[Provided material]:
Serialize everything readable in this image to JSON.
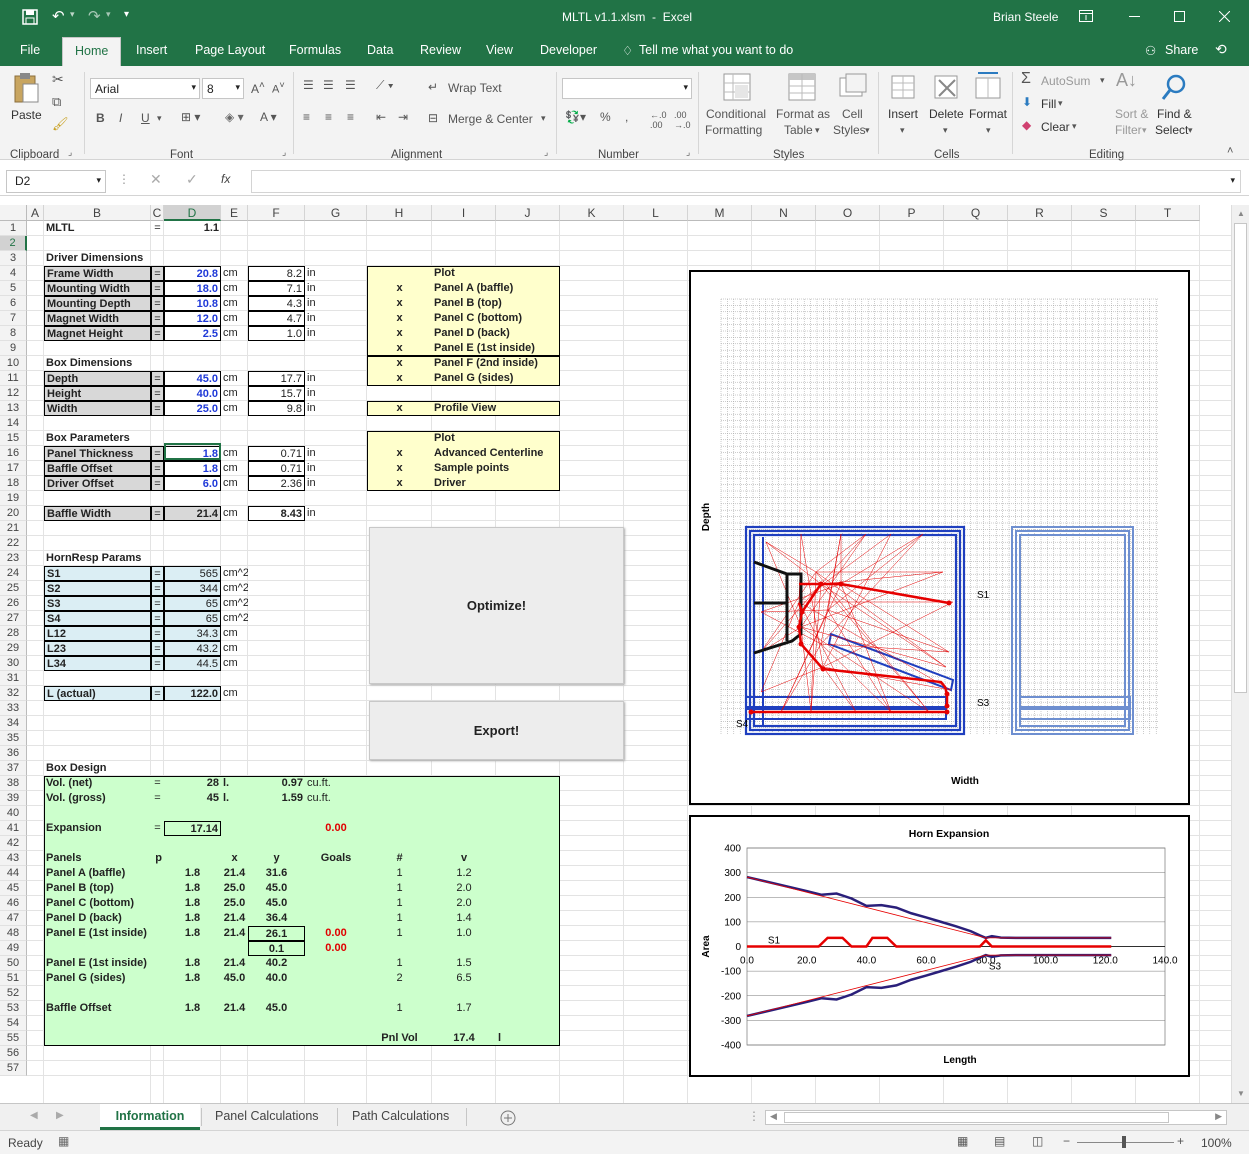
{
  "title": {
    "file": "MLTL v1.1.xlsm",
    "sep": "-",
    "app": "Excel",
    "user": "Brian Steele"
  },
  "tabs": [
    "File",
    "Home",
    "Insert",
    "Page Layout",
    "Formulas",
    "Data",
    "Review",
    "View",
    "Developer"
  ],
  "tell": "Tell me what you want to do",
  "share": "Share",
  "ribbon": {
    "paste": "Paste",
    "font": "Arial",
    "size": "8",
    "wrap": "Wrap Text",
    "merge": "Merge & Center",
    "cond1": "Conditional",
    "cond2": "Formatting",
    "fmt1": "Format as",
    "fmt2": "Table",
    "cs1": "Cell",
    "cs2": "Styles",
    "insert": "Insert",
    "delete": "Delete",
    "format": "Format",
    "autosum": "AutoSum",
    "fill": "Fill",
    "clear": "Clear",
    "sort1": "Sort &",
    "sort2": "Filter",
    "find1": "Find &",
    "find2": "Select",
    "bold": "B",
    "italic": "I",
    "underline": "U",
    "groups": {
      "clipboard": "Clipboard",
      "font": "Font",
      "alignment": "Alignment",
      "number": "Number",
      "styles": "Styles",
      "cells": "Cells",
      "editing": "Editing"
    }
  },
  "namebox": "D2",
  "fx": "fx",
  "columns": [
    "A",
    "B",
    "C",
    "D",
    "E",
    "F",
    "G",
    "H",
    "I",
    "J",
    "K",
    "L",
    "M",
    "N",
    "O",
    "P",
    "Q",
    "R",
    "S",
    "T"
  ],
  "rows": [
    "1",
    "2",
    "3",
    "4",
    "5",
    "6",
    "7",
    "8",
    "9",
    "10",
    "11",
    "12",
    "13",
    "14",
    "15",
    "16",
    "17",
    "18",
    "19",
    "20",
    "21",
    "22",
    "23",
    "24",
    "25",
    "26",
    "27",
    "28",
    "29",
    "30",
    "31",
    "32",
    "33",
    "34",
    "35",
    "36",
    "37",
    "38",
    "39",
    "40",
    "41",
    "42",
    "43",
    "44",
    "45",
    "46",
    "47",
    "48",
    "49",
    "50",
    "51",
    "52",
    "53",
    "54",
    "55",
    "56",
    "57"
  ],
  "c": {
    "mltl": "MLTL",
    "eq": "=",
    "ver": "1.1",
    "dd": "Driver Dimensions",
    "fw": "Frame Width",
    "mw": "Mounting Width",
    "md": "Mounting Depth",
    "magw": "Magnet Width",
    "magh": "Magnet Height",
    "v_fw": "20.8",
    "v_mw": "18.0",
    "v_md": "10.8",
    "v_magw": "12.0",
    "v_magh": "2.5",
    "in_fw": "8.2",
    "in_mw": "7.1",
    "in_md": "4.3",
    "in_magw": "4.7",
    "in_magh": "1.0",
    "cm": "cm",
    "in": "in",
    "bd": "Box Dimensions",
    "depth": "Depth",
    "height": "Height",
    "width": "Width",
    "v_depth": "45.0",
    "v_height": "40.0",
    "v_width": "25.0",
    "in_depth": "17.7",
    "in_height": "15.7",
    "in_width": "9.8",
    "bp": "Box Parameters",
    "pt": "Panel Thickness",
    "bo": "Baffle Offset",
    "do": "Driver Offset",
    "v_pt": "1.8",
    "v_bo": "1.8",
    "v_do": "6.0",
    "in_pt": "0.71",
    "in_bo": "0.71",
    "in_do": "2.36",
    "bw": "Baffle Width",
    "v_bw": "21.4",
    "in_bw": "8.43",
    "hrp": "HornResp Params",
    "s1": "S1",
    "s2": "S2",
    "s3": "S3",
    "s4": "S4",
    "l12": "L12",
    "l23": "L23",
    "l34": "L34",
    "v_s1": "565",
    "v_s2": "344",
    "v_s3": "65",
    "v_s4": "65",
    "cm2": "cm^2",
    "v_l12": "34.3",
    "v_l23": "43.2",
    "v_l34": "44.5",
    "lact": "L (actual)",
    "v_lact": "122.0",
    "plot": "Plot",
    "x": "x",
    "pa": "Panel A (baffle)",
    "pb": "Panel B (top)",
    "pc": "Panel C (bottom)",
    "pd": "Panel D (back)",
    "pe": "Panel E (1st inside)",
    "pf": "Panel F (2nd inside)",
    "pg": "Panel G (sides)",
    "pv": "Profile View",
    "acl": "Advanced Centerline",
    "sp": "Sample points",
    "drv": "Driver",
    "optimize": "Optimize!",
    "export": "Export!",
    "bxd": "Box Design",
    "vnet": "Vol. (net)",
    "vgross": "Vol. (gross)",
    "v_vnet": "28",
    "v_vgross": "45",
    "l": "l.",
    "cf1": "0.97",
    "cf2": "1.59",
    "cuft": "cu.ft.",
    "exp": "Expansion",
    "v_exp": "17.14",
    "zero": "0.00",
    "panels": "Panels",
    "hp": "p",
    "hx": "x",
    "hy": "y",
    "goals": "Goals",
    "hash": "#",
    "hv": "v",
    "pnlvol": "Pnl Vol",
    "v_pnlvol": "17.4",
    "lsmall": "l",
    "baffleoff": "Baffle Offset",
    "pe2": "Panel E (1st inside)"
  },
  "panels": [
    [
      "Panel A (baffle)",
      "1.8",
      "21.4",
      "31.6",
      "",
      "1",
      "1.2"
    ],
    [
      "Panel B (top)",
      "1.8",
      "25.0",
      "45.0",
      "",
      "1",
      "2.0"
    ],
    [
      "Panel C (bottom)",
      "1.8",
      "25.0",
      "45.0",
      "",
      "1",
      "2.0"
    ],
    [
      "Panel D (back)",
      "1.8",
      "21.4",
      "36.4",
      "",
      "1",
      "1.4"
    ],
    [
      "Panel E (1st inside)",
      "1.8",
      "21.4",
      "26.1",
      "0.00",
      "1",
      "1.0"
    ],
    [
      "",
      "",
      "",
      "0.1",
      "0.00",
      "",
      ""
    ],
    [
      "Panel E (1st inside)",
      "1.8",
      "21.4",
      "40.2",
      "",
      "1",
      "1.5"
    ],
    [
      "Panel G (sides)",
      "1.8",
      "45.0",
      "40.0",
      "",
      "2",
      "6.5"
    ]
  ],
  "baffle_row": [
    "Baffle Offset",
    "1.8",
    "21.4",
    "45.0",
    "1",
    "1.7"
  ],
  "sheet_tabs": [
    "Information",
    "Panel Calculations",
    "Path Calculations"
  ],
  "status": {
    "ready": "Ready",
    "zoom": "100%"
  },
  "chart_data": [
    {
      "type": "line",
      "title": "",
      "xlabel": "Width",
      "ylabel": "Depth",
      "annotations": [
        "S1",
        "S3",
        "S4"
      ]
    },
    {
      "type": "line",
      "title": "Horn Expansion",
      "xlabel": "Length",
      "ylabel": "Area",
      "xlim": [
        0,
        140
      ],
      "ylim": [
        -400,
        400
      ],
      "xticks": [
        "0.0",
        "20.0",
        "40.0",
        "60.0",
        "80.0",
        "100.0",
        "120.0",
        "140.0"
      ],
      "yticks": [
        "400",
        "300",
        "200",
        "100",
        "0",
        "-100",
        "-200",
        "-300",
        "-400"
      ],
      "annotations": [
        "S1",
        "S3"
      ],
      "series": [
        {
          "x": [
            0,
            20,
            25,
            30,
            35,
            40,
            45,
            50,
            55,
            60,
            65,
            70,
            75,
            78,
            80,
            82,
            85,
            90,
            100,
            110,
            122
          ],
          "y": [
            282,
            225,
            210,
            215,
            195,
            165,
            168,
            158,
            135,
            118,
            100,
            82,
            62,
            45,
            35,
            42,
            36,
            35,
            35,
            35,
            35
          ]
        },
        {
          "x": [
            0,
            80,
            122
          ],
          "y": [
            282,
            35,
            35
          ]
        },
        {
          "x": [
            0,
            20,
            25,
            30,
            35,
            40,
            45,
            50,
            55,
            60,
            65,
            70,
            75,
            78,
            80,
            82,
            85,
            90,
            100,
            110,
            122
          ],
          "y": [
            -282,
            -225,
            -210,
            -215,
            -195,
            -165,
            -168,
            -158,
            -135,
            -118,
            -100,
            -82,
            -62,
            -45,
            -35,
            -42,
            -36,
            -35,
            -35,
            -35,
            -35
          ]
        },
        {
          "x": [
            0,
            80,
            122
          ],
          "y": [
            -282,
            -35,
            -35
          ]
        },
        {
          "x": [
            0,
            24,
            27,
            32,
            35,
            40,
            42,
            47,
            50,
            78,
            80,
            82,
            122
          ],
          "y": [
            0,
            0,
            35,
            35,
            0,
            0,
            35,
            35,
            0,
            0,
            25,
            0,
            0
          ]
        }
      ]
    }
  ]
}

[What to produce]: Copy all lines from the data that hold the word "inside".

[Solution for this exercise]:
    "pe": "Panel E (1st inside)",
    "pf": "Panel F (2nd inside)",
    "pe2": "Panel E (1st inside)"
      "Panel E (1st inside)",
      "Panel E (1st inside)",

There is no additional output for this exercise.